Vulcan believes that public art is vital for a vibrant community. Since the initial planning stages of the South Lake Union neighborhood development, quality of life, history and community have remained top priorities. Finch’s installation “There is Another Sky,” transforms what was formerly a dark alley into an urban forest sanctuary at South Lake Union’s Amazon campus. The colorful glass awning, intended to mimic a forest canopy, covers the outdoor public space, complemented by a flowing stream, heated outdoor seating, and 100 LED in-flight fireflies choreographed to begin twinkling at dusk.
A recent article in Art Ltd.
highlights Vulcan’s active support of public art and explores the many different works that dot the streets and lobbies of South Lake Union. Although a private company (and as such under no obligation to purchase public artwork), Vulcan has nevertheless installed 18 commissioned works of art in a concerted effort to make the neighborhood more livable, workable, and memorable.
Already ranked one of the most walkable and bikeable neighborhoods
in Seattle, South Lake Union makes it easy for visitors and residents to experience art firsthand. Even the streets and sidewalks are worthy of pause—as evidenced by Seattle artist Ellen Sollod’s installation of mosaics incorporated directly into the sidewalk. Many of the region’s gifted artists capture elements of Pacific Northwest culture and history, then assimilate them into works destined to be viewed in the burgeoning neighborhood.

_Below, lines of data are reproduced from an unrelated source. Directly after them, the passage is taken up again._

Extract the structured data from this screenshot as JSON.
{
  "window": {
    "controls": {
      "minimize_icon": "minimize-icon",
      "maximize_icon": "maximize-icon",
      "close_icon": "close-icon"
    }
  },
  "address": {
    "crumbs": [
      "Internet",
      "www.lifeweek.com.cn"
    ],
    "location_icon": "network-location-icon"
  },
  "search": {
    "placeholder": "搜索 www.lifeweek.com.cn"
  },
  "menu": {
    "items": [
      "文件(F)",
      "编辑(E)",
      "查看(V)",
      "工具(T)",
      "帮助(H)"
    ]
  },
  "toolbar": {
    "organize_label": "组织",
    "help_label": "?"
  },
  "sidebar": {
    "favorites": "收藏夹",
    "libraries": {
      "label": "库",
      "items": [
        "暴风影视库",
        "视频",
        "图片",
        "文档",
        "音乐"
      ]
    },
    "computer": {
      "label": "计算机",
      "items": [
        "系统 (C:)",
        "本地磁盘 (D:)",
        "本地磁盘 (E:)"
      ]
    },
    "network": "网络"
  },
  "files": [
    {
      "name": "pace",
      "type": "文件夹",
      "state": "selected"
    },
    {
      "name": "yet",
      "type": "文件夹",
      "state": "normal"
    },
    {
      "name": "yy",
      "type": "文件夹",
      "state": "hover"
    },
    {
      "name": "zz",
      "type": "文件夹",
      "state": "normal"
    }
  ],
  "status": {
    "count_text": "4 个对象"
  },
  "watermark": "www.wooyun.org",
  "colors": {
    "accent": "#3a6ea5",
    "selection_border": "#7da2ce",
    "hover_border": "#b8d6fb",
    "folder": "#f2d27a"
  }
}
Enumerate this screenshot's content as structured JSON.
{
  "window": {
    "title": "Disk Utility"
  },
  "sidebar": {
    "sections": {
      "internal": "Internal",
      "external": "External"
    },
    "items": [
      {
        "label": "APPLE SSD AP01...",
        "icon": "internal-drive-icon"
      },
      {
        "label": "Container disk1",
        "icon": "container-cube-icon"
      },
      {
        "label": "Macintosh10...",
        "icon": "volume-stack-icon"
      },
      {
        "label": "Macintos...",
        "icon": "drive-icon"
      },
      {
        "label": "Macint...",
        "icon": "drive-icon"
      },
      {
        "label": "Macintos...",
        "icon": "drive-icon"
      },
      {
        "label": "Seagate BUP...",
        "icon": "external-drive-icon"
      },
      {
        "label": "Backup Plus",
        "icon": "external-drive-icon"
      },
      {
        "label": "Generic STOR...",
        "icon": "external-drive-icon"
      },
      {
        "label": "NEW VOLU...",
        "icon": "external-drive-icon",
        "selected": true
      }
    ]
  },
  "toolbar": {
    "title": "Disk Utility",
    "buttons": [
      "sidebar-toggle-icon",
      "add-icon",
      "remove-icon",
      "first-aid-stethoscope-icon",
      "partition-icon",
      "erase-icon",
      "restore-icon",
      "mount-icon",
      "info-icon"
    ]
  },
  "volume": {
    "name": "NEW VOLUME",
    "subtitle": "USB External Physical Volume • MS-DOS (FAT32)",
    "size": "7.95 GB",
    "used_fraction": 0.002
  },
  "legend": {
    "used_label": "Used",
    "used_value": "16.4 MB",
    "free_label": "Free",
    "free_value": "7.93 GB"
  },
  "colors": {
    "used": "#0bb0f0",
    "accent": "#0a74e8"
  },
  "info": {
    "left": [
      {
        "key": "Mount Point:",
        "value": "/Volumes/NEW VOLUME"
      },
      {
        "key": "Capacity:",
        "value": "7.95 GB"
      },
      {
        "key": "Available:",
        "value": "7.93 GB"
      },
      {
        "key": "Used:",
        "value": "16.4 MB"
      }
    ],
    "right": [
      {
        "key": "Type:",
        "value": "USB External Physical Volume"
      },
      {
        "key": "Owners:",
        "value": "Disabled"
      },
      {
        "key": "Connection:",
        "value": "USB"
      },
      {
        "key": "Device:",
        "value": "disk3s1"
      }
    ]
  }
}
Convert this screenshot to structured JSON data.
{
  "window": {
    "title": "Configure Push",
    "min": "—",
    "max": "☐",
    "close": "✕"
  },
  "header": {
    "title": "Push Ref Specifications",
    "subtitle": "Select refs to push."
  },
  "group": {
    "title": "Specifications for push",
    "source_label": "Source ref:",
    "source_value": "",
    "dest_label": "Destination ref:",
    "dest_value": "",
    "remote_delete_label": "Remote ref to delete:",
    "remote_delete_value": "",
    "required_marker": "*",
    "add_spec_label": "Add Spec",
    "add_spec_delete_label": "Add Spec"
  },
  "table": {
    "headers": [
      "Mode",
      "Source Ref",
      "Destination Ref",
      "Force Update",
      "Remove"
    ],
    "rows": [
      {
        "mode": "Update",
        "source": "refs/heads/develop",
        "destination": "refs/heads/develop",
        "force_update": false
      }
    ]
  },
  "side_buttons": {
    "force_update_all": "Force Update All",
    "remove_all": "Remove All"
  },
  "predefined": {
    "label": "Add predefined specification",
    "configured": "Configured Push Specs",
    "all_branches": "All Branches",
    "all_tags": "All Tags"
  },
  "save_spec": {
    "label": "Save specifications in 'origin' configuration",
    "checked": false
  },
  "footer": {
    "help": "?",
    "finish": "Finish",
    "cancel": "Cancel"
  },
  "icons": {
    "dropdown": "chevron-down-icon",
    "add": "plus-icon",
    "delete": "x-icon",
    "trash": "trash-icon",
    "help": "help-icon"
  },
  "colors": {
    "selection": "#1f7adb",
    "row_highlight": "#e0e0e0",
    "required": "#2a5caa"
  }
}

Blending old and new, Vulcan’s Stack House apartments
are located adjacent to the hundred-year-old Supply Laundry Building
, whose architectural elements have been restored and incorporated into the apartment’s community. Seattle artist Whiting Tennis built upon the building’s history with his commissioned cast-bronze sculpture “The Laundry Strike.” Whiting’s work—its name taken from the 1917 Laundry Strike, when Seattle women demanded a new wage scale and better working conditions—adds even greater visual, historical impact to the Stack House and larger South Lake Union community.
You can find a walking map of South Lake Union
public art pieces stretching from Denny Way to the waterfront of Lake Union.
Not all of the neighborhood’s art pieces are permanent. Temporary installations like Suzanne Tidwell’s work on the corner of Denny and Westlake ensure that visitors and residents will always experience something new—fitting for this dynamic neighborhood.
Take a virtual tour of our newest installation, "There is Another Sky" below.